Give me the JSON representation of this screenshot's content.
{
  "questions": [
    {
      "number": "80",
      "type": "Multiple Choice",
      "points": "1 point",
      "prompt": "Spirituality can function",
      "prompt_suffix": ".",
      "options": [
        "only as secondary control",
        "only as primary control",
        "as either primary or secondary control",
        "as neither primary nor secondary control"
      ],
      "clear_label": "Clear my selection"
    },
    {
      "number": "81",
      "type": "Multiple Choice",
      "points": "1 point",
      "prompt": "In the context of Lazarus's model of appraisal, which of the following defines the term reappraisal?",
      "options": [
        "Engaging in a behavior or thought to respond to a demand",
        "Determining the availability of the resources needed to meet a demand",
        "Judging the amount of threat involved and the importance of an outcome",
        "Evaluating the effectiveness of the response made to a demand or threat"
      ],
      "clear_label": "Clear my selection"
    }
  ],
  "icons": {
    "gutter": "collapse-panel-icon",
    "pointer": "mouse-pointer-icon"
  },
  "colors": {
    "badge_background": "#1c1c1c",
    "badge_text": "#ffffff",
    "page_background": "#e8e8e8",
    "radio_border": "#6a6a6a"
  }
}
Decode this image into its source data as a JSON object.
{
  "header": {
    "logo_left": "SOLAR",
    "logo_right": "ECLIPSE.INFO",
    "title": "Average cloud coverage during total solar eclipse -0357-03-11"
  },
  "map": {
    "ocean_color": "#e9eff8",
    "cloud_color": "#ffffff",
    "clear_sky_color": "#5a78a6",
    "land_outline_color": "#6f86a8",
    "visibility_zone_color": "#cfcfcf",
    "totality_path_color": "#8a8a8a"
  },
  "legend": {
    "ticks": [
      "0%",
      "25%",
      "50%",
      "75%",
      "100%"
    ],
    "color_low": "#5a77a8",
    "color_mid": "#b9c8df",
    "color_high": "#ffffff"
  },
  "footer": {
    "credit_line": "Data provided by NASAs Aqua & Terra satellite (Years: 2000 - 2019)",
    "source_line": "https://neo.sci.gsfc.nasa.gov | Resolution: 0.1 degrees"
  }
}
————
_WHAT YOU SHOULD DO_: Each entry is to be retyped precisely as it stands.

_EXERCISE OUTPUT_:
Give me the JSON representation of this screenshot's content.
{
  "questions": [
    {
      "number": "80",
      "type": "Multiple Choice",
      "points": "1 point",
      "prompt": "Spirituality can function",
      "prompt_suffix": ".",
      "options": [
        "only as secondary control",
        "only as primary control",
        "as either primary or secondary control",
        "as neither primary nor secondary control"
      ],
      "clear_label": "Clear my selection"
    },
    {
      "number": "81",
      "type": "Multiple Choice",
      "points": "1 point",
      "prompt": "In the context of Lazarus's model of appraisal, which of the following defines the term reappraisal?",
      "options": [
        "Engaging in a behavior or thought to respond to a demand",
        "Determining the availability of the resources needed to meet a demand",
        "Judging the amount of threat involved and the importance of an outcome",
        "Evaluating the effectiveness of the response made to a demand or threat"
      ],
      "clear_label": "Clear my selection"
    }
  ],
  "icons": {
    "gutter": "collapse-panel-icon",
    "pointer": "mouse-pointer-icon"
  },
  "colors": {
    "badge_background": "#1c1c1c",
    "badge_text": "#ffffff",
    "page_background": "#e8e8e8",
    "radio_border": "#6a6a6a"
  }
}
Decode this image into its source data as a JSON object.
{
  "header": {
    "logo_left": "SOLAR",
    "logo_right": "ECLIPSE.INFO",
    "title": "Average cloud coverage during total solar eclipse -0357-03-11"
  },
  "map": {
    "ocean_color": "#e9eff8",
    "cloud_color": "#ffffff",
    "clear_sky_color": "#5a78a6",
    "land_outline_color": "#6f86a8",
    "visibility_zone_color": "#cfcfcf",
    "totality_path_color": "#8a8a8a"
  },
  "legend": {
    "ticks": [
      "0%",
      "25%",
      "50%",
      "75%",
      "100%"
    ],
    "color_low": "#5a77a8",
    "color_mid": "#b9c8df",
    "color_high": "#ffffff"
  },
  "footer": {
    "credit_line": "Data provided by NASAs Aqua & Terra satellite (Years: 2000 - 2019)",
    "source_line": "https://neo.sci.gsfc.nasa.gov | Resolution: 0.1 degrees"
  }
}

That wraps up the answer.